Other typical Grey-dune plants include waste ground species with a preference for land close to the sea.
Evening-primroses Oenanthera sp.
By this stage, a wide variety of invertebrates will also be living on the dunes. Carpets of Wild Thyme may develop, giving off a heady scent when crushed.
Small Skipper Thymelicus
Other common animals on grey dunes include grasshoppers, caterpillars, bees, plant bugs and spiders.
Skylarks, Alauda arvensis, may be heard singing high above the dunes, while Kestrels, Falco tinnunculus, hunt voles and wood mice among the dune turf.

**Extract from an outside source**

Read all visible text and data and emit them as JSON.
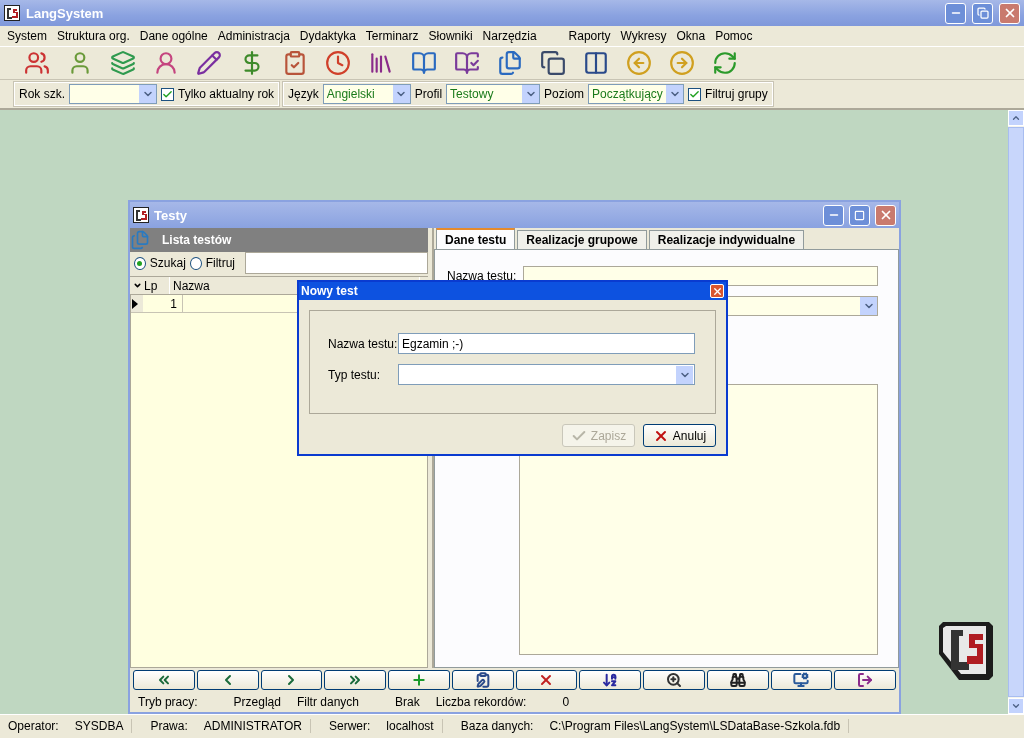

*Where the dune sand consists purely of quartz grains, without pulverized shell material, the developing soil substrate will be acidic. The Marram Grass stage will progress straight to the acidic grey dune stage.
**Older grey dunes, which have previously been calcareous, may also become increasingly acidic as rainwater progressively leaches out the nutrients, leading into an acidic grey dune stage. Equally, calcareous grey dunes may just progress straight to the Dune Scrub stage.
On these dunes, plants characteristic of acidic grasslands will be found and dune heaths, dominated by gorse (Ulex), Bracken (Pteridium aquilinum) and Heather may develop.
Heather (Calluna vulgaris)
Tormentil Potentilla erecta
Wood Sage Teucrium scorodonia
The build-up of humus from all the decaying vegetation of previous stages, means that the sand has by now developed into a poor sandy soil, capable of supporting pasture grasses and bushes.
Bushes will develop on the tops and in the hollows of the dunes. These will include species such as
Hawthorn, Crataegus monogyna, Elder, Sambucus, Brambles, Rubus and Sea Buckthorn Hippophae rhamnoides.
Sea Buckthorn has often been introduced onto dunes to help stabilize them. It has nitrogen fixing root nodules and so can thrive even on nutrient-poor young dunes.
However, it can become an exceptionally invasive problem. It spreads via seeds and suckers and can form impenetrable spiny thickets, excluding most other vegetation.
Privet is another common species at this stage of dune development.
Privet Ligustrum vulgare
As scrub develops, shorter vegetation will begin to be shaded out underneath.
The hollows between the dunes are known as 'slacks'. They are often wet for much of the year because they are closer to the underlying water table than the tops of the dunes. They usually develop a very characteristic vegetation.
Dune slacks may be colonized by Creeping Willow, a low-growing, straggling bush. Large populations of jewel-bright, red leaf beetles may be found feeding on the willow in the summer.
Poplar Leaf Beetle Chrysomela populi
Growing amongst and alongside the prostrate willow stems, may be grasses and a variety of herbaceous plants, including orchids, such as Marsh Helleborine. In summer, large expanses of Marsh Helleborine in flower provide a wonderful sight.
Marsh Helleborine Epipactis palustris
(Continued at top of page.)
The final stage in dune stabilization is often achieved by planting conifers, such as Corsican Pine, which is very tolerant of salt.
Even in the absence of tree planting, the dunes will eventually develop into woodland.
For more images and information on dunes see